To remedy these wrongs the socialists, working on the poor man's envy of the rich, are striving to do away with private property… They are (the socialists), moreover, emphatically unjust, for they would rob the lawful possessor, distort the functions of the State, and create utter confusion in the community.

He goes on to say, ‘…Is it just that the fruit of a man's own sweat and labor should be possessed and enjoyed by anyone else?’

Many measures have been taken over the last 100 years by governments around the world to spell out and to protect workers’ rights, not the least of which have been safety measures in the workplace, and collective bargaining for some semblance of fair wages and benefits. Even in relatively “free” countries (like the U.S.) governments have assumed ownership of a broad swath of their economies to make sure basic infrastructure is provided, as well as broad oversight on education, transportation, communication, the environment and health care. Though arguments could be made that too much (or not enough) has been done in these areas, it’s reasonable to say that many governments have done some good in these areas, at a time when protection for both workers and consumers was needed.

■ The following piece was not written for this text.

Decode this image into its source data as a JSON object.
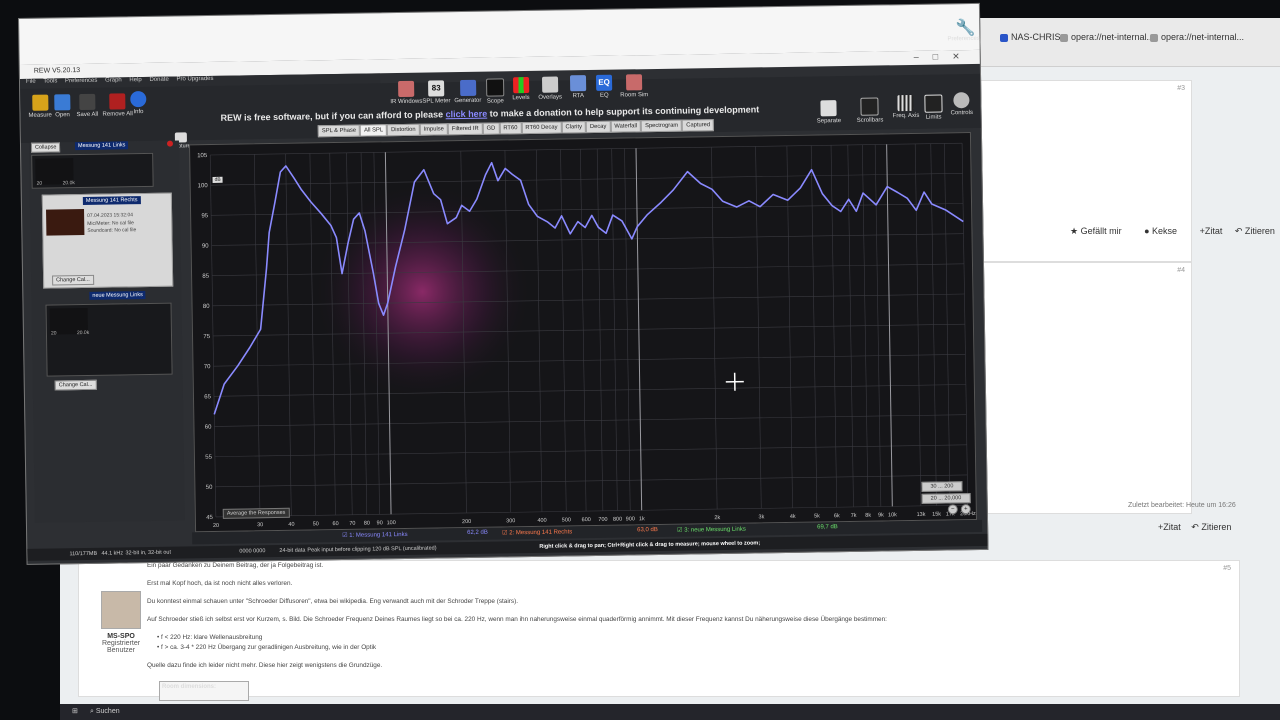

However, the Church has never idealized government involvement as part of its doctrine. It has simply been seen, historically, as a means to an end. Government has been viewed as the vehicle to help facilitate a sense of fairness and justice in society. However, the current overreach of socialism — even in “market” economies like ours — flies in the face of the Catholic Church tenet of subsidiarity. This is the idea that nothing should be done by a larger and more complex organization that can be done as well by a smaller and simpler organization. In other words, any activity which can be performed by a more decentralized entity should be.

Pope St. John Paul II addressed this overreach specifically in his 1991 encyclical, Centesimus Annus, reiterating a century later those profound insights provided by Leo XIII. He said that our current welfare state “leads to a loss of human energies and an inordinate increase of public agencies which are dominated more by bureaucratic ways of thinking than by concern for serving their clients and which are accompanied by an enormous increase in spending.” And yet, we continue to hear many Catholics call for even more government solutions to various problems.

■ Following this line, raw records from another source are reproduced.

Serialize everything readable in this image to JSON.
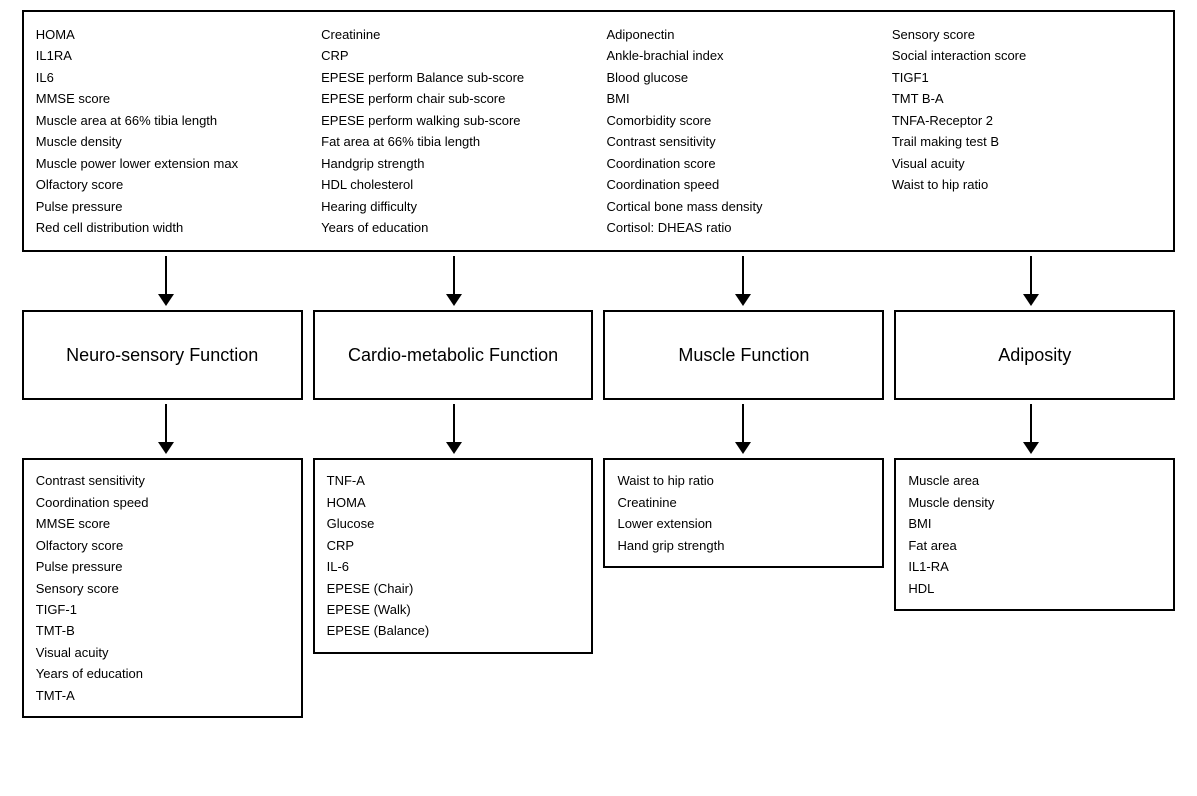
{
  "top_box": {
    "col1": [
      "HOMA",
      "IL1RA",
      "IL6",
      "MMSE score",
      "Muscle area at 66% tibia length",
      "Muscle density",
      "Muscle power lower extension max",
      "Olfactory score",
      "Pulse pressure",
      "Red cell distribution width"
    ],
    "col2": [
      "Creatinine",
      "CRP",
      "EPESE perform Balance sub-score",
      "EPESE perform chair sub-score",
      "EPESE perform walking sub-score",
      "Fat area at 66% tibia length",
      "Handgrip strength",
      "HDL cholesterol",
      "Hearing difficulty",
      "Years of education"
    ],
    "col3": [
      "Adiponectin",
      "Ankle-brachial index",
      "Blood glucose",
      "BMI",
      "Comorbidity score",
      "Contrast sensitivity",
      "Coordination score",
      "Coordination speed",
      "Cortical bone mass density",
      "Cortisol: DHEAS ratio"
    ],
    "col4": [
      "Sensory score",
      "Social interaction score",
      "TIGF1",
      "TMT B-A",
      "TNFA-Receptor 2",
      "Trail making test B",
      "Visual acuity",
      "Waist to hip ratio"
    ]
  },
  "categories": [
    {
      "label": "Neuro-sensory\nFunction"
    },
    {
      "label": "Cardio-metabolic\nFunction"
    },
    {
      "label": "Muscle Function"
    },
    {
      "label": "Adiposity"
    }
  ],
  "detail_boxes": [
    {
      "items": [
        "Contrast sensitivity",
        "Coordination speed",
        "MMSE score",
        "Olfactory score",
        "Pulse pressure",
        "Sensory score",
        "TIGF-1",
        "TMT-B",
        "Visual acuity",
        "Years of education",
        "TMT-A"
      ]
    },
    {
      "items": [
        "TNF-A",
        "HOMA",
        "Glucose",
        "CRP",
        "IL-6",
        "EPESE (Chair)",
        "EPESE (Walk)",
        "EPESE (Balance)"
      ]
    },
    {
      "items": [
        "Waist to hip ratio",
        "Creatinine",
        "Lower extension",
        "Hand grip strength"
      ]
    },
    {
      "items": [
        "Muscle area",
        "Muscle density",
        "BMI",
        "Fat area",
        "IL1-RA",
        "HDL"
      ]
    }
  ]
}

Still another unintended consequence of encouraging government to take an increasing role specifically in the area of social welfare programs is that individual and private efforts are being undermined. This emphasis on government seems to be leading many to assume that giving to charitable causes isn’t needed because “that’s why I pay taxes.” Or, even when we’re paying less in taxes, when charitable contributions aren’t itemized, they are easier to dismiss. This is likely leading to many of us not seeing Christ in the face of the poor. We’re being trained to look the other way, because we feel some sort of moral rationalization for doing so.

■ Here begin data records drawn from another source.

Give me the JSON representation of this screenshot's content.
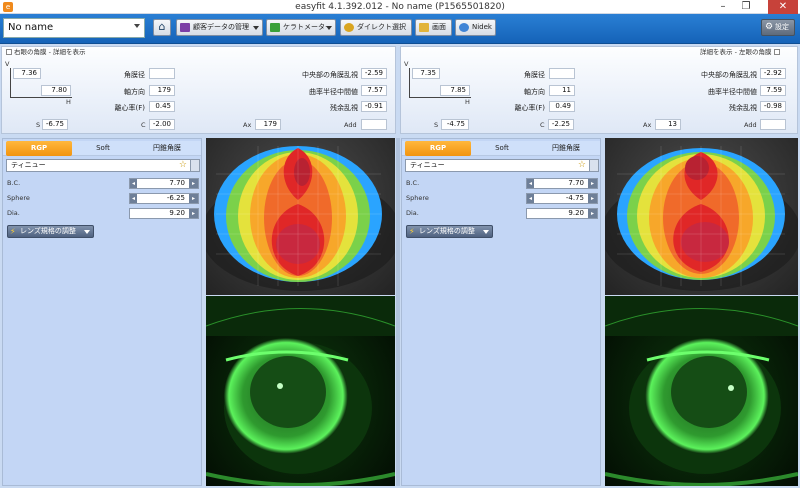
{
  "window": {
    "title": "easyfit 4.1.392.012  - No name (P1565501820)",
    "app_icon": "easyfit-logo",
    "controls": [
      "minimize-icon",
      "restore-icon",
      "close-icon"
    ]
  },
  "toolbar": {
    "patient_name": "No name",
    "home_icon": "home-icon",
    "buttons": [
      {
        "label": "顧客データの管理",
        "icon": "customer-data-icon",
        "dropdown": true
      },
      {
        "label": "ケラトメーター",
        "icon": "keratometer-icon",
        "dropdown": true
      },
      {
        "label": "ダイレクト選択",
        "icon": "direct-select-icon",
        "dropdown": false
      },
      {
        "label": "画面",
        "icon": "screen-icon",
        "dropdown": false
      },
      {
        "label": "Nidek",
        "icon": "nidek-icon",
        "dropdown": false
      }
    ],
    "settings_label": "設定"
  },
  "right_eye": {
    "header_check_label": "右眼の角膜 - 詳細を表示",
    "axis_v": "V",
    "axis_h": "H",
    "k_v": "7.36",
    "k_h": "7.80",
    "angle_dia_label": "角膜径",
    "angle_dia_value": "",
    "axis_label": "軸方向",
    "axis_value": "179",
    "ecc_label": "離心率(F)",
    "ecc_value": "0.45",
    "central_astig_label": "中央部の角膜乱視",
    "central_astig_value": "-2.59",
    "mean_radius_label": "曲率半径中間値",
    "mean_radius_value": "7.57",
    "residual_astig_label": "残余乱視",
    "residual_astig_value": "-0.91",
    "s_label": "S",
    "s_value": "-6.75",
    "c_label": "C",
    "c_value": "-2.00",
    "ax_label": "Ax",
    "ax_value": "179",
    "add_label": "Add",
    "add_value": "",
    "tabs": [
      "RGP",
      "Soft",
      "円錐角膜"
    ],
    "active_tab": "RGP",
    "lens_name": "ティニュー",
    "bc_label": "B.C.",
    "bc_value": "7.70",
    "sphere_label": "Sphere",
    "sphere_value": "-6.25",
    "dia_label": "Dia.",
    "dia_value": "9.20",
    "adjust_label": "レンズ規格の調整"
  },
  "left_eye": {
    "header_check_label": "詳細を表示 - 左眼の角膜",
    "k_v": "7.35",
    "k_h": "7.85",
    "angle_dia_label": "角膜径",
    "angle_dia_value": "",
    "axis_label": "軸方向",
    "axis_value": "11",
    "ecc_label": "離心率(F)",
    "ecc_value": "0.49",
    "central_astig_label": "中央部の角膜乱視",
    "central_astig_value": "-2.92",
    "mean_radius_label": "曲率半径中間値",
    "mean_radius_value": "7.59",
    "residual_astig_label": "残余乱視",
    "residual_astig_value": "-0.98",
    "s_label": "S",
    "s_value": "-4.75",
    "c_label": "C",
    "c_value": "-2.25",
    "ax_label": "Ax",
    "ax_value": "13",
    "add_label": "Add",
    "add_value": "",
    "tabs": [
      "RGP",
      "Soft",
      "円錐角膜"
    ],
    "active_tab": "RGP",
    "lens_name": "ティニュー",
    "bc_label": "B.C.",
    "bc_value": "7.70",
    "sphere_label": "Sphere",
    "sphere_value": "-4.75",
    "dia_label": "Dia.",
    "dia_value": "9.20",
    "adjust_label": "レンズ規格の調整"
  },
  "colors": {
    "toolbar_blue": "#1a6cc4",
    "tab_orange": "#f29410",
    "fluorescein_green": "#3fd63f",
    "panel_bg": "#c3d6f5"
  }
}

So, what could possibly replace the role of government in helping bring about a more fair and just society? Capitalism. We have reached a point economically, technologically and societally, where authentic capitalism has a real chance of finally being unleashed, for the betterment of all — a point I’ll explain in a future column.